─── The records

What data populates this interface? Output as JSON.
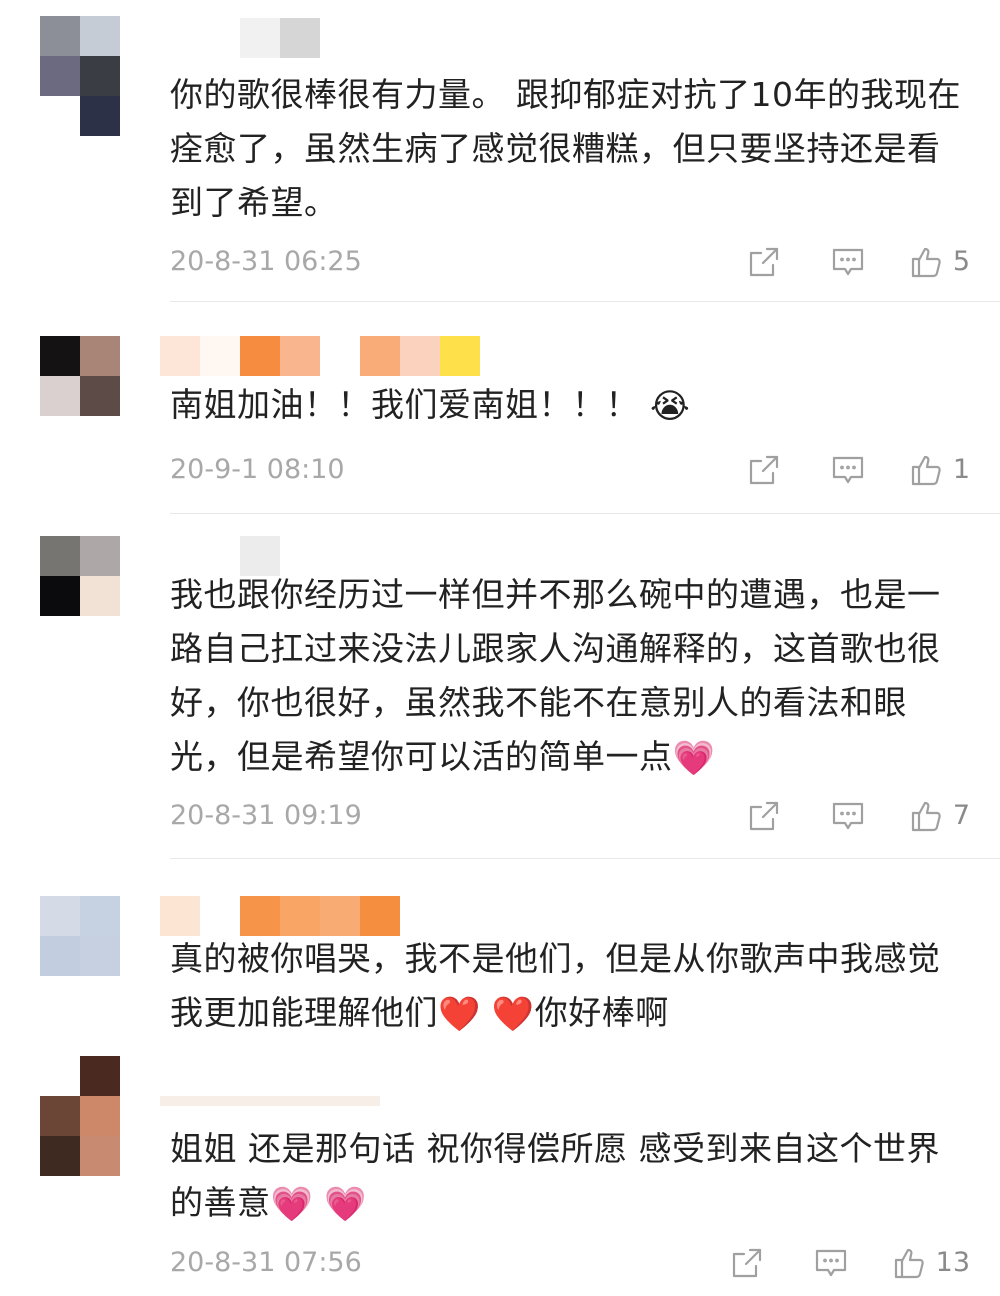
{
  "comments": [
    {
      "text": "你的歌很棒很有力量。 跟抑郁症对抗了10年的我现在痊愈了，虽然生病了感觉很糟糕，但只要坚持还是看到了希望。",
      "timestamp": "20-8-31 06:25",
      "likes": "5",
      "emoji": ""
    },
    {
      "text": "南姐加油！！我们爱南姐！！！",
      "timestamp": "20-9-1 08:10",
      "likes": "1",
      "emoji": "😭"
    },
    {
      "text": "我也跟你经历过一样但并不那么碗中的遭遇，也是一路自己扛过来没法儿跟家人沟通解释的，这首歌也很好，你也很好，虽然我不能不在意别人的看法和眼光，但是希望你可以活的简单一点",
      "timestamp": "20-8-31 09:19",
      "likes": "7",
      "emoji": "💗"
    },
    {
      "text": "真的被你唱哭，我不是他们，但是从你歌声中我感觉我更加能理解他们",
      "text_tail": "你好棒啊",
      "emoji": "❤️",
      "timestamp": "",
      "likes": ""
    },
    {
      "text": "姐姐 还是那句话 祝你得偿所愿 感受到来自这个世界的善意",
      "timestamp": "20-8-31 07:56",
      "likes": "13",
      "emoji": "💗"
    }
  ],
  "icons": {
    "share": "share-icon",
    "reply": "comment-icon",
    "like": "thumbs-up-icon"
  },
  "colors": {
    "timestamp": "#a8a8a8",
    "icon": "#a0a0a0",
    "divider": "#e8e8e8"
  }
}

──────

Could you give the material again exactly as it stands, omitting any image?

What data populates this interface? Output as JSON.
{
  "comments": [
    {
      "text": "你的歌很棒很有力量。 跟抑郁症对抗了10年的我现在痊愈了，虽然生病了感觉很糟糕，但只要坚持还是看到了希望。",
      "timestamp": "20-8-31 06:25",
      "likes": "5",
      "emoji": ""
    },
    {
      "text": "南姐加油！！我们爱南姐！！！",
      "timestamp": "20-9-1 08:10",
      "likes": "1",
      "emoji": "😭"
    },
    {
      "text": "我也跟你经历过一样但并不那么碗中的遭遇，也是一路自己扛过来没法儿跟家人沟通解释的，这首歌也很好，你也很好，虽然我不能不在意别人的看法和眼光，但是希望你可以活的简单一点",
      "timestamp": "20-8-31 09:19",
      "likes": "7",
      "emoji": "💗"
    },
    {
      "text": "真的被你唱哭，我不是他们，但是从你歌声中我感觉我更加能理解他们",
      "text_tail": "你好棒啊",
      "emoji": "❤️",
      "timestamp": "",
      "likes": ""
    },
    {
      "text": "姐姐 还是那句话 祝你得偿所愿 感受到来自这个世界的善意",
      "timestamp": "20-8-31 07:56",
      "likes": "13",
      "emoji": "💗"
    }
  ],
  "icons": {
    "share": "share-icon",
    "reply": "comment-icon",
    "like": "thumbs-up-icon"
  },
  "colors": {
    "timestamp": "#a8a8a8",
    "icon": "#a0a0a0",
    "divider": "#e8e8e8"
  }
}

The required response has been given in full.